David Plouffe, Obama's top political adviser, gave the warning to a dozen wealthy Democrats gathered at a Silicon Valley, Calif., office suite, The New York Times reported.
Obama needs help, Plouffe told the gathering, adding Democrats shouldn't believe all they read about all the money the president intends to raise for his re-election.
The Times said Obama's allies are telling supporters the huge cash advantage for Republicans could overwhelm Obama this fall.
Super PACs arose after a 2010 U.S. Supreme Court decision removing restrictions on corporate fundraising. Officially, they are independent-expenditure committees, but in reality they espouse candidates and can raise unlimited money from corporations and individuals.
The Times said early signs suggest Democratic super PACs are facing a hard road -- few have collected the six- and seven-figure checks the GOP super PACs are getting.
A super PAC supporting Obama, Priorities USA Action, is set to report $2 million in February donations. The Democratic super PAC and a related group raised about $6.1 million through 2011.

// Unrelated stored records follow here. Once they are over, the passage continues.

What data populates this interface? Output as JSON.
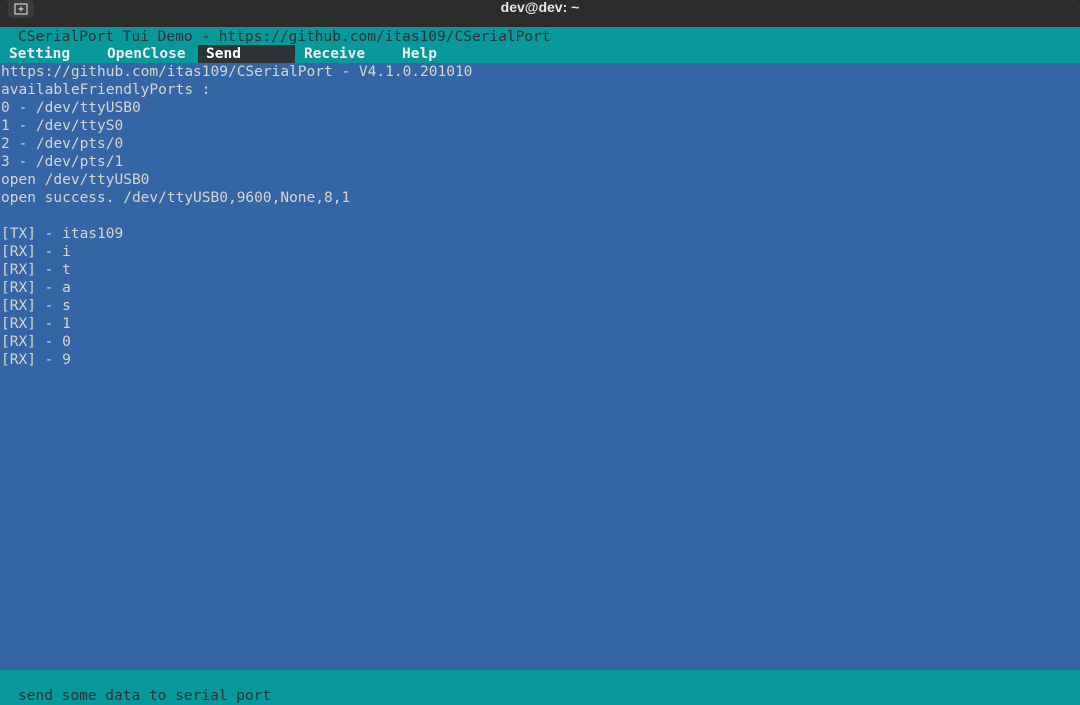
{
  "window": {
    "title": "dev@dev: ~"
  },
  "app": {
    "title": "CSerialPort Tui Demo - https://github.com/itas109/CSerialPort",
    "menu": [
      "Setting",
      "OpenClose",
      "Send",
      "Receive",
      "Help"
    ],
    "active_menu": "Send"
  },
  "output": {
    "lines": [
      "https://github.com/itas109/CSerialPort - V4.1.0.201010",
      "availableFriendlyPorts :",
      "0 - /dev/ttyUSB0",
      "1 - /dev/ttyS0",
      "2 - /dev/pts/0",
      "3 - /dev/pts/1",
      "open /dev/ttyUSB0",
      "open success. /dev/ttyUSB0,9600,None,8,1",
      "",
      "[TX] - itas109",
      "[RX] - i",
      "[RX] - t",
      "[RX] - a",
      "[RX] - s",
      "[RX] - 1",
      "[RX] - 0",
      "[RX] - 9"
    ]
  },
  "status": {
    "text": "send some data to serial port"
  },
  "colors": {
    "terminal_bg": "#3465a4",
    "bar_bg": "#06989a",
    "text_light": "#d3d7cf",
    "active_menu_bg": "#2e3436"
  },
  "icons": {
    "new_tab": "new-tab-icon"
  }
}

But that figure is dwarfed by the leading Republican super PAC, which took in $51 million last year and eventually hopes to raise $240 million, the Times said. The conservative oil men Koch brothers vow to raise another $200 million.